Let me introduce the perfect snack from Latin America to you: empanadas! Empanadas are turnovers with many different types of fillings. This version is with beef and potatoes from Argentina. But the options are endless. Of course I have introduced empanadas from different countries on my blog. How about Uruguayan empanadas with beef filling, Bolivian chicken empanadas, which are called salteñas, empanadas from Colombia, which are traditionally fried, or sweet empanadas with dulce de leche filling. Empanadas from Argentina and Uruguay are often made with wheat flour and are usually baked. I personally like this version the best. Empanadas can be easily frozen, you just need to make sure to bake them longer, they will taste just as freshly made.
It is World Bread Day again and this time I brought you some sweet pastry from Argentina, facturas argentinas! Facturas argentinas can be described as the typical sweet pastry you may have for breakfast or as a snack. All bakeries offer an abudance of different options, they are typically either filled with quince paste (dulce de membrillo), the caramel dulce de leche, or a custard cream. They come in different shapes and sizes, but what they all have in common is the same dough, rough puff pastry. Actually, it seems to be impossible to find the proper English translation. In German we say “Plunderteig”, which means it is a yeast dough, which usually has butter layers in between. The rough part in this version, however, comes from the fact that the butter is not worked into the dough as a single layer, but instead mixed into the yeast dough directly and later layered. It probably is described best as rough plunder.
Chocotorta is a cake from Argentina that is typically served on birthdays. Usually it does not require for you to turn on the oven as it basically contains store-bought cookies (called “chocolinas” in Argentina), the caramel cream dulce de leche, and cream cheese. If you have these ingredients at hand, you can already prepare a simple chocotorta. I included a chocolate ganache on top of this, but that is optional. However, my recipe below also includes making the cookies from scratch and for that reason we are going to turn on the oven after all.

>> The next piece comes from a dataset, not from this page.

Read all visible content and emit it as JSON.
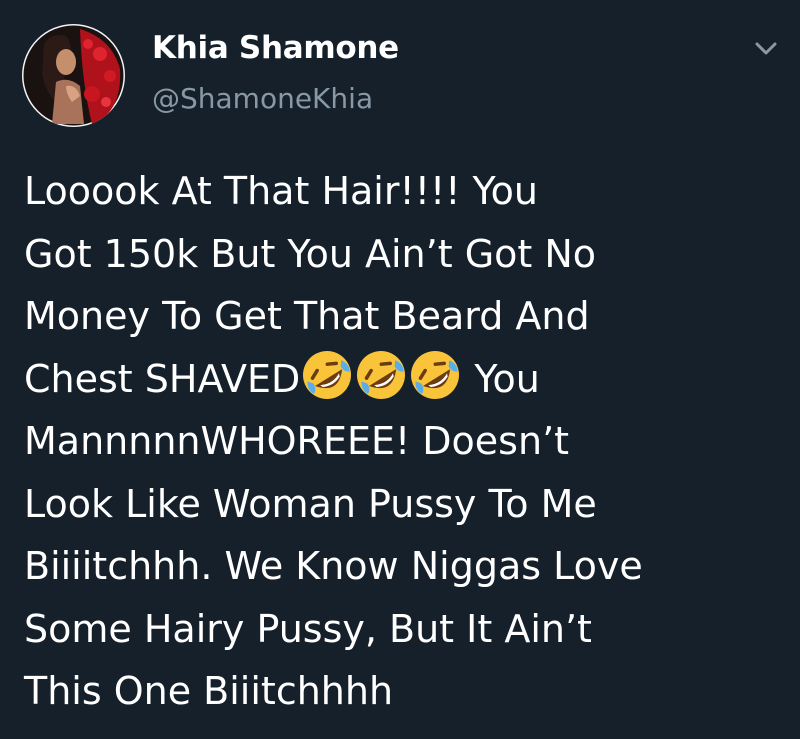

OK, yes, I am watching the world championship of soccer. That’s because my birth country Uruguay made it to the quarter finals, beating the former winner of the European cup Portugal, yay! For that reason I felt like making alfajores, these are the best cookies from Uruguay. Originally alfajores are from Spain. Don’t ask me how they are made in Spain. All I know is that the Uruguayan version is always a sandwich cookie, similar to sugar cookies. These cookies, however, are a little bit drier and crumblier. That’s because they are filled with dulce de leche, caramel made from sweetened milk. The dry cookie balances out the sweet dulce de leche nicely. Since I am a chocoholic, I had to go with the chocolate version, which means that the sandwich cookies are dunked in chocolate. How can this not be good?Alfajores can be found everywhere in Uruguay and Argentina. You will find them in school lunchboxes as well as a sought-after souvenir in airports. What I like about my version is that you can easily keep them for weeks as the chocolate serves as a protective layer. However, I do hope that your cookies will not last as long. At least mine were gone within minutes when I made them.